Whatever pictures the entries hold, omit them, and output exactly the lines from the one containing "Give me the" through the final line.
Start of DATA UNDER STUDY
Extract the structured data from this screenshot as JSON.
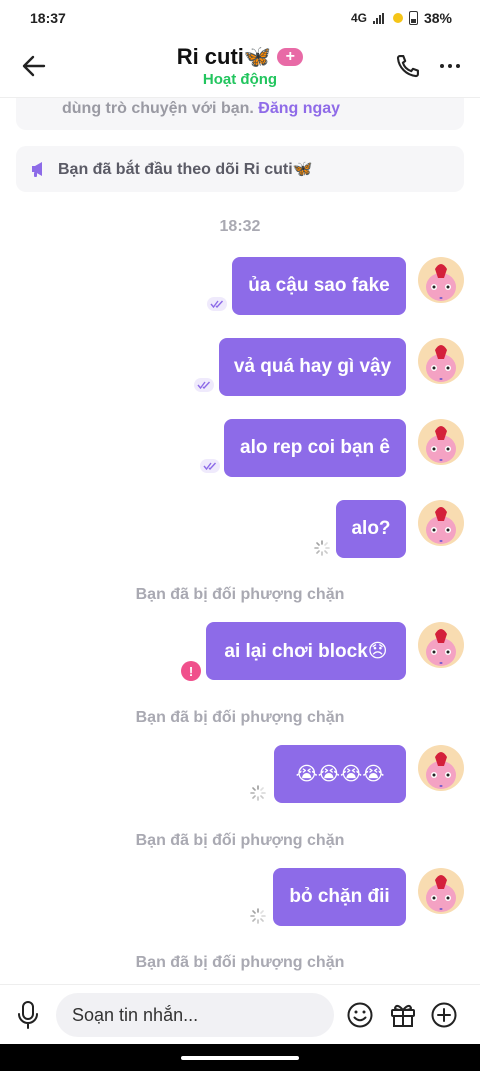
{
  "status_bar": {
    "time": "18:37",
    "network": "4G",
    "battery": "38%"
  },
  "header": {
    "contact_name": "Ri cuti🦋",
    "plus_badge": "+",
    "presence": "Hoạt động"
  },
  "notices": {
    "register_text": "dùng trò chuyện với bạn.",
    "register_link": "Đăng ngay",
    "follow_text": "Bạn đã bắt đầu theo dõi Ri cuti🦋"
  },
  "timestamp": "18:32",
  "messages": [
    {
      "text": "ủa cậu sao fake",
      "status": "sent"
    },
    {
      "text": "vả quá hay gì vậy",
      "status": "sent"
    },
    {
      "text": "alo rep coi bạn ê",
      "status": "sent"
    },
    {
      "text": "alo?",
      "status": "sending"
    },
    {
      "text": "ai lại chơi block😞",
      "status": "failed"
    },
    {
      "text": "😭😭😭😭",
      "status": "sending"
    },
    {
      "text": "bỏ chặn đii",
      "status": "sending"
    }
  ],
  "system_messages": [
    "Bạn đã bị đối phượng chặn",
    "Bạn đã bị đối phượng chặn",
    "Bạn đã bị đối phượng chặn",
    "Bạn đã bị đối phượng chặn"
  ],
  "composer": {
    "placeholder": "Soạn tin nhắn...",
    "value": ""
  },
  "icons": {
    "back": "arrow-left-icon",
    "call": "phone-icon",
    "more": "more-horizontal-icon",
    "mic": "mic-icon",
    "emoji": "smiley-icon",
    "gift": "gift-icon",
    "add": "plus-circle-icon",
    "seen": "double-check-icon",
    "sending": "spinner-icon",
    "error": "exclamation-icon"
  },
  "colors": {
    "accent": "#8d6be8",
    "online": "#22c55e",
    "error": "#f0508c",
    "badge": "#e86aa6"
  }
}
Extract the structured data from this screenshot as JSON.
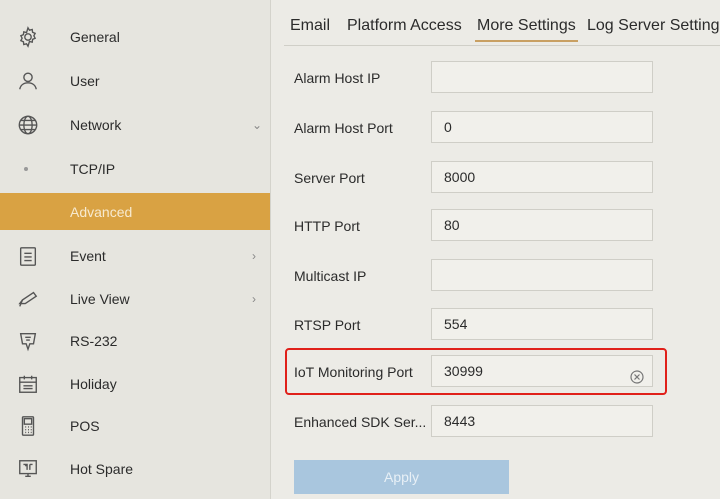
{
  "sidebar": {
    "items": [
      {
        "label": "General",
        "icon": "gear-icon"
      },
      {
        "label": "User",
        "icon": "user-icon"
      },
      {
        "label": "Network",
        "icon": "globe-icon"
      },
      {
        "label": "TCP/IP",
        "icon": "dot-icon"
      },
      {
        "label": "Advanced",
        "icon": ""
      },
      {
        "label": "Event",
        "icon": "clipboard-icon"
      },
      {
        "label": "Live View",
        "icon": "camera-icon"
      },
      {
        "label": "RS-232",
        "icon": "serial-port-icon"
      },
      {
        "label": "Holiday",
        "icon": "calendar-icon"
      },
      {
        "label": "POS",
        "icon": "pos-terminal-icon"
      },
      {
        "label": "Hot Spare",
        "icon": "hot-spare-icon"
      }
    ],
    "active_item": "Advanced",
    "accent_color": "#d9a243"
  },
  "tabs": [
    {
      "label": "Email"
    },
    {
      "label": "Platform Access"
    },
    {
      "label": "More Settings"
    },
    {
      "label": "Log Server Settings"
    }
  ],
  "active_tab": "More Settings",
  "form": {
    "fields": [
      {
        "label": "Alarm Host IP",
        "value": ""
      },
      {
        "label": "Alarm Host Port",
        "value": "0"
      },
      {
        "label": "Server Port",
        "value": "8000"
      },
      {
        "label": "HTTP Port",
        "value": "80"
      },
      {
        "label": "Multicast IP",
        "value": ""
      },
      {
        "label": "RTSP Port",
        "value": "554"
      },
      {
        "label": "IoT Monitoring Port",
        "value": "30999"
      },
      {
        "label": "Enhanced SDK Ser...",
        "value": "8443"
      }
    ],
    "highlight_color": "#e0201a"
  },
  "apply_label": "Apply"
}
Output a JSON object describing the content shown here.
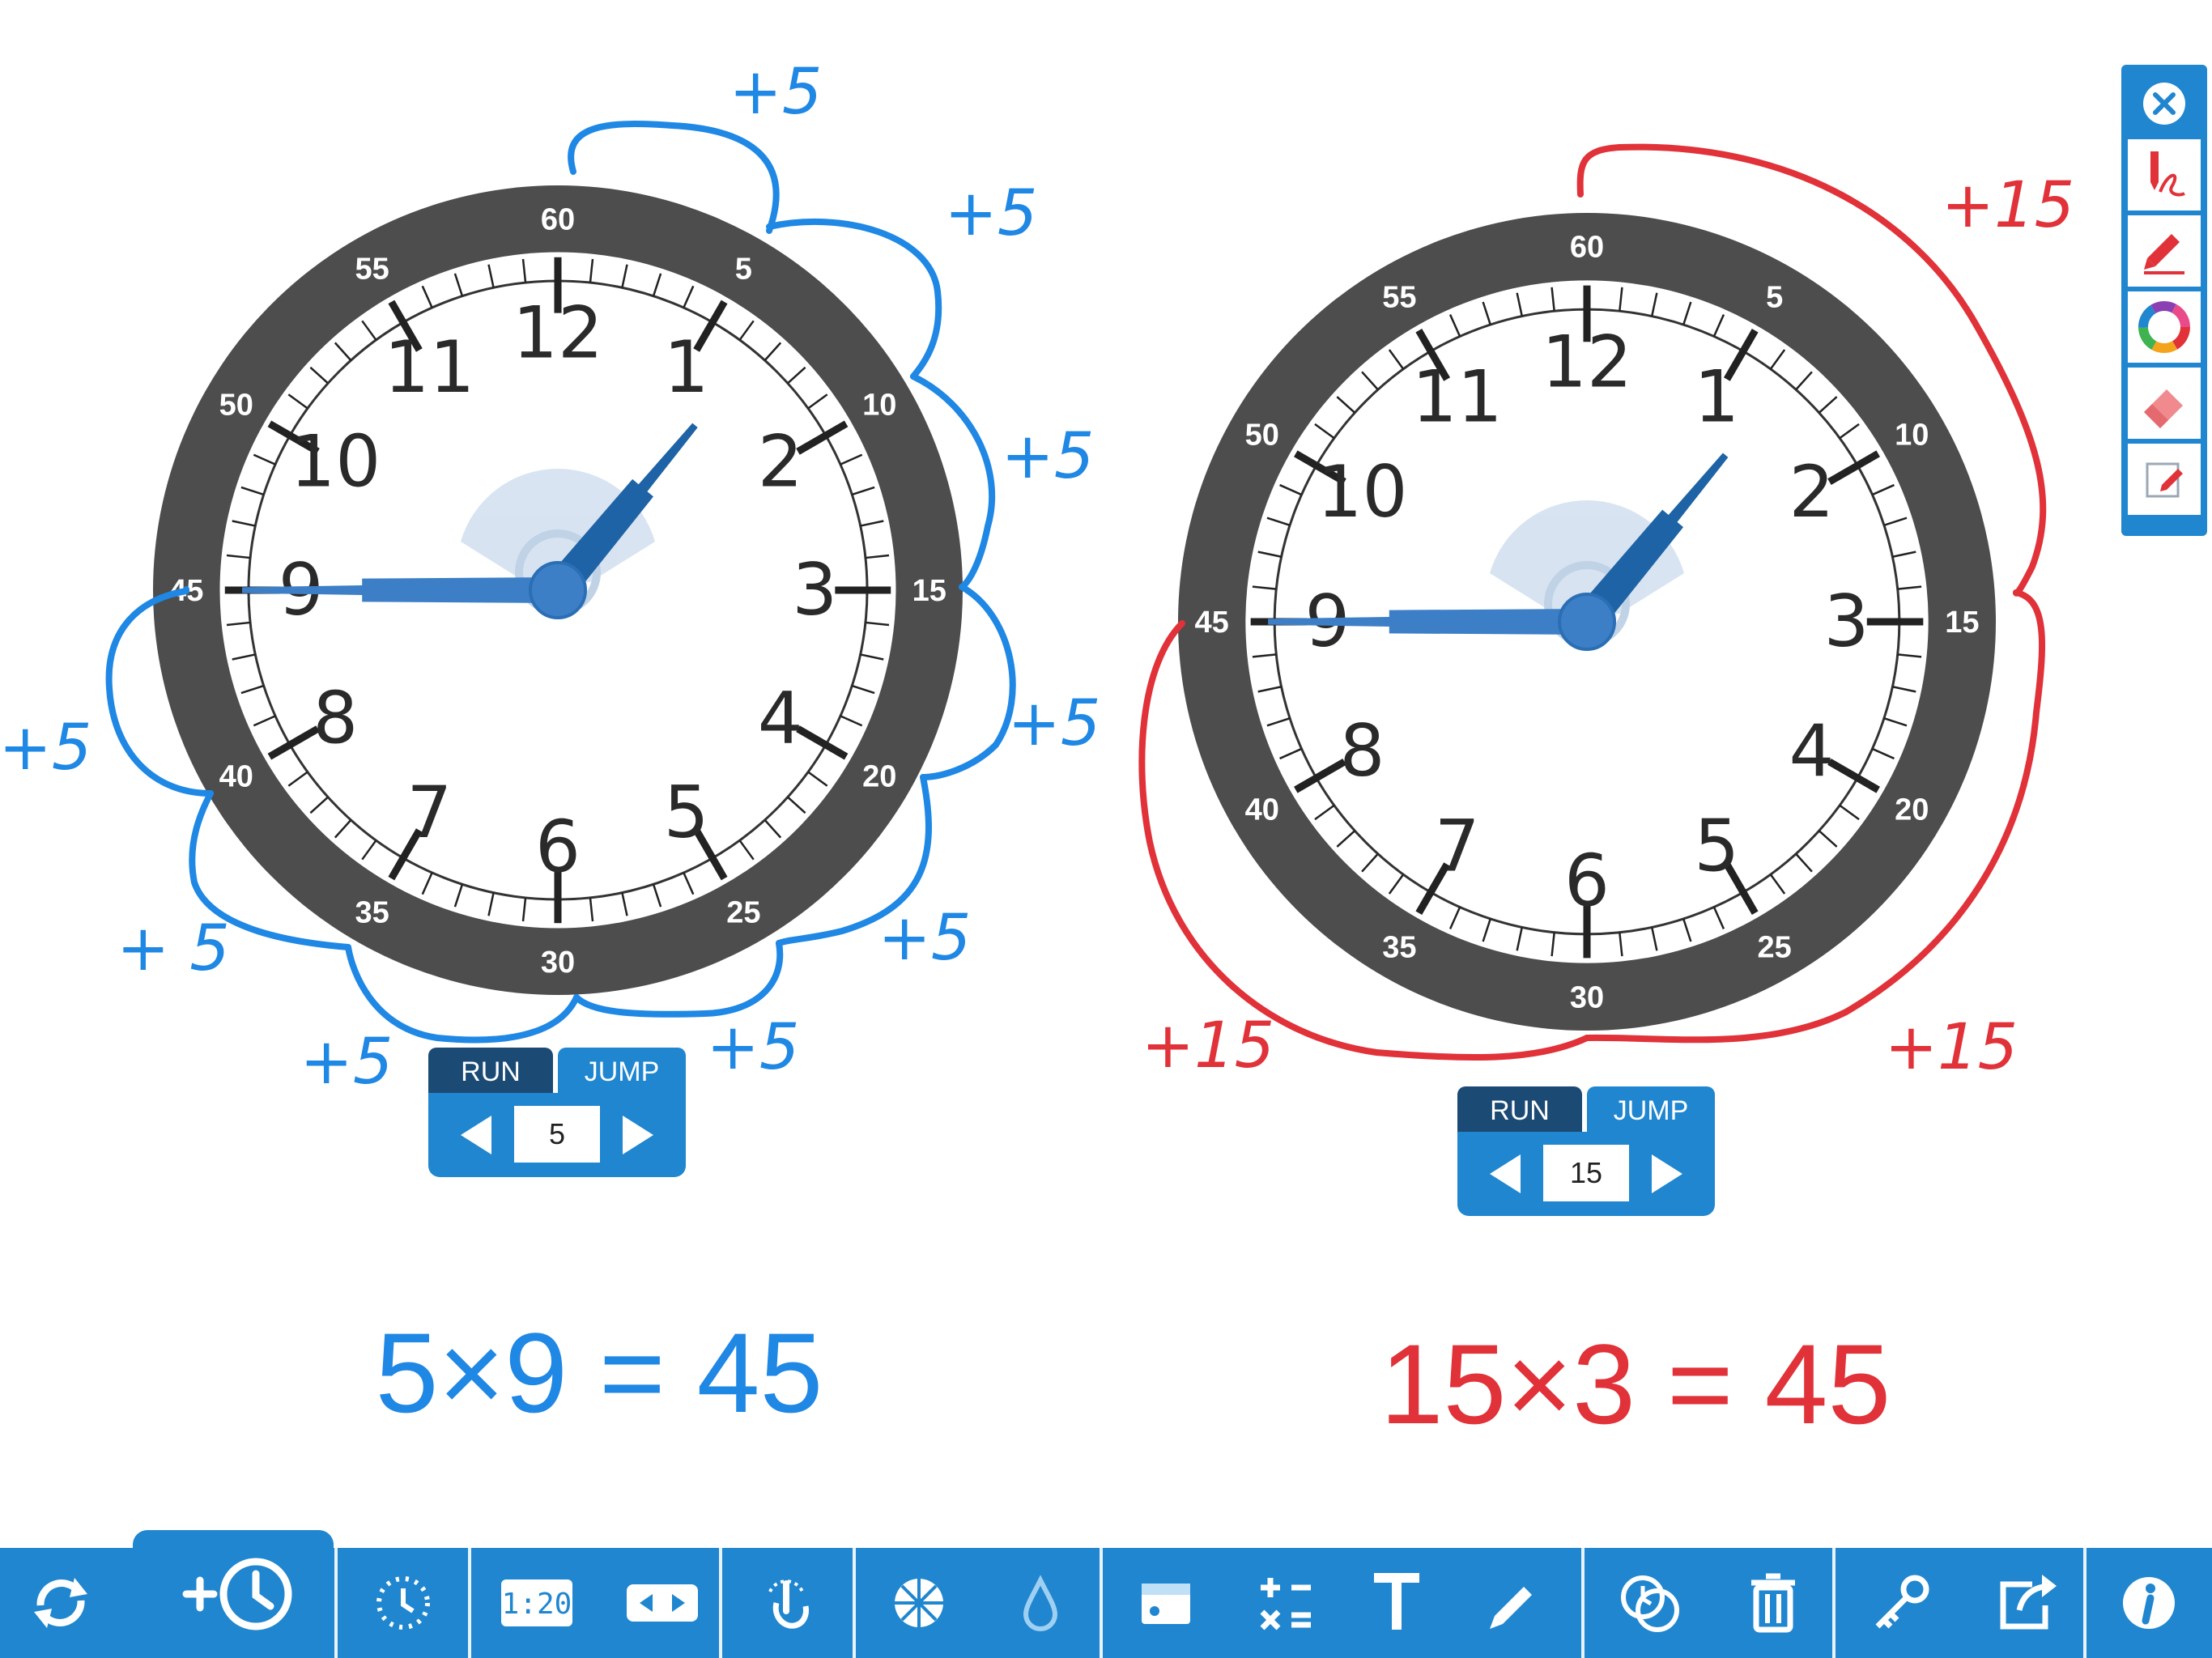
{
  "clocks": [
    {
      "id": "left",
      "hour_numbers": [
        "12",
        "1",
        "2",
        "3",
        "4",
        "5",
        "6",
        "7",
        "8",
        "9",
        "10",
        "11"
      ],
      "minute_labels": [
        "60",
        "5",
        "10",
        "15",
        "20",
        "25",
        "30",
        "35",
        "40",
        "45",
        "50",
        "55"
      ],
      "hour_hand_points_to": 1,
      "minute_hand_points_to_minute": 45,
      "control": {
        "run_label": "RUN",
        "jump_label": "JUMP",
        "value": "5"
      },
      "annotation_color": "#1f87e4",
      "annotation_labels": [
        "+5",
        "+5",
        "+5",
        "+5",
        "+5",
        "+5",
        "+5",
        "+ 5",
        "+5"
      ]
    },
    {
      "id": "right",
      "hour_numbers": [
        "12",
        "1",
        "2",
        "3",
        "4",
        "5",
        "6",
        "7",
        "8",
        "9",
        "10",
        "11"
      ],
      "minute_labels": [
        "60",
        "5",
        "10",
        "15",
        "20",
        "25",
        "30",
        "35",
        "40",
        "45",
        "50",
        "55"
      ],
      "hour_hand_points_to": 1,
      "minute_hand_points_to_minute": 45,
      "control": {
        "run_label": "RUN",
        "jump_label": "JUMP",
        "value": "15"
      },
      "annotation_color": "#e03238",
      "annotation_labels": [
        "+15",
        "+15",
        "+15"
      ]
    }
  ],
  "equations": [
    {
      "text": "5×9 = 45",
      "color": "#1f87e4"
    },
    {
      "text": "15×3 = 45",
      "color": "#e03238"
    }
  ],
  "palette": {
    "items": [
      "close-icon",
      "pen-icon",
      "highlighter-icon",
      "color-wheel-icon",
      "eraser-icon",
      "notes-icon"
    ]
  },
  "toolbar": {
    "items": [
      "reset-icon",
      "add-clock-icon",
      "clock-face-icon",
      "digital-time-icon",
      "toggle-view-icon",
      "touch-icon",
      "segment-wheel-icon",
      "drop-icon",
      "display-box-icon",
      "math-symbols-icon",
      "text-icon",
      "pencil-icon",
      "time-compare-icon",
      "trash-icon",
      "key-icon",
      "share-icon",
      "info-icon"
    ],
    "digital_readout": "1:20"
  },
  "colors": {
    "accent": "#1f86cf",
    "accent_dark": "#1b4a74",
    "bezel": "#4d4d4d",
    "hand": "#3d7fc6",
    "hand_dark": "#1e63a5",
    "blue_ink": "#1f87e4",
    "red_ink": "#e03238"
  }
}
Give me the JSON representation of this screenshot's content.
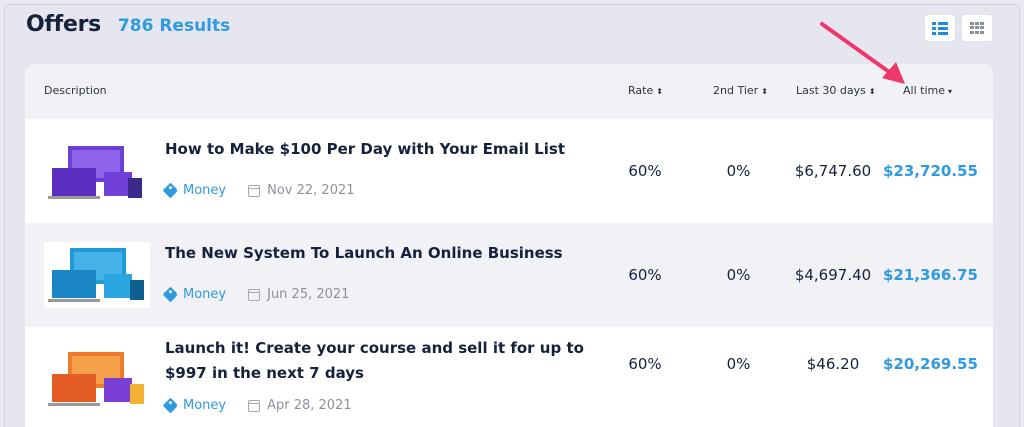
{
  "header": {
    "title": "Offers",
    "results": "786 Results"
  },
  "view_toggle": {
    "list_icon": "list-view-icon",
    "grid_icon": "grid-view-icon"
  },
  "colors": {
    "accent": "#2f9ae0",
    "title": "#16213b",
    "arrow": "#f0376b"
  },
  "table": {
    "columns": {
      "description": "Description",
      "rate": "Rate",
      "second_tier": "2nd Tier",
      "last30": "Last 30 days",
      "alltime": "All time"
    },
    "rows": [
      {
        "title": "How to Make $100 Per Day with Your Email List",
        "category": "Money",
        "date": "Nov 22, 2021",
        "rate": "60%",
        "second_tier": "0%",
        "last30": "$6,747.60",
        "alltime": "$23,720.55",
        "thumb_color": "#6b3fd6"
      },
      {
        "title": "The New System To Launch An Online Business",
        "category": "Money",
        "date": "Jun 25, 2021",
        "rate": "60%",
        "second_tier": "0%",
        "last30": "$4,697.40",
        "alltime": "$21,366.75",
        "thumb_color": "#1e9ad6"
      },
      {
        "title": "Launch it! Create your course and sell it for up to $997 in the next 7 days",
        "category": "Money",
        "date": "Apr 28, 2021",
        "rate": "60%",
        "second_tier": "0%",
        "last30": "$46.20",
        "alltime": "$20,269.55",
        "thumb_color": "#f07a2a"
      }
    ]
  }
}
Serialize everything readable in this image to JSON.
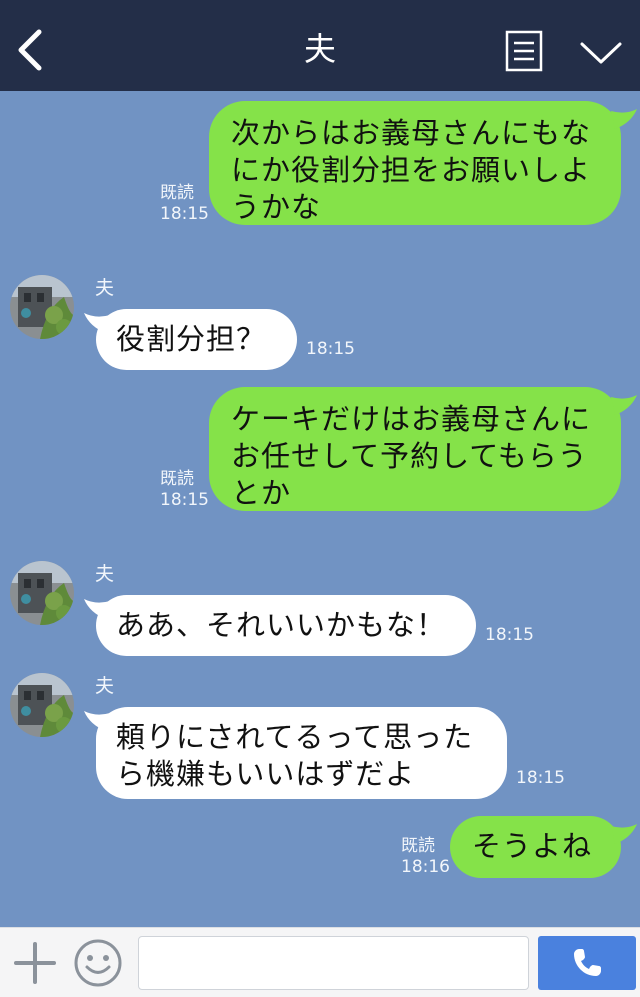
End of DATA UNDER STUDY
== RESPONSE ==
Give me the JSON representation of this screenshot's content.
{
  "header": {
    "title": "Offers",
    "results": "786 Results"
  },
  "view_toggle": {
    "list_icon": "list-view-icon",
    "grid_icon": "grid-view-icon"
  },
  "colors": {
    "accent": "#2f9ae0",
    "title": "#16213b",
    "arrow": "#f0376b"
  },
  "table": {
    "columns": {
      "description": "Description",
      "rate": "Rate",
      "second_tier": "2nd Tier",
      "last30": "Last 30 days",
      "alltime": "All time"
    },
    "rows": [
      {
        "title": "How to Make $100 Per Day with Your Email List",
        "category": "Money",
        "date": "Nov 22, 2021",
        "rate": "60%",
        "second_tier": "0%",
        "last30": "$6,747.60",
        "alltime": "$23,720.55",
        "thumb_color": "#6b3fd6"
      },
      {
        "title": "The New System To Launch An Online Business",
        "category": "Money",
        "date": "Jun 25, 2021",
        "rate": "60%",
        "second_tier": "0%",
        "last30": "$4,697.40",
        "alltime": "$21,366.75",
        "thumb_color": "#1e9ad6"
      },
      {
        "title": "Launch it! Create your course and sell it for up to $997 in the next 7 days",
        "category": "Money",
        "date": "Apr 28, 2021",
        "rate": "60%",
        "second_tier": "0%",
        "last30": "$46.20",
        "alltime": "$20,269.55",
        "thumb_color": "#f07a2a"
      }
    ]
  }
}
Serialize everything readable in this image to JSON.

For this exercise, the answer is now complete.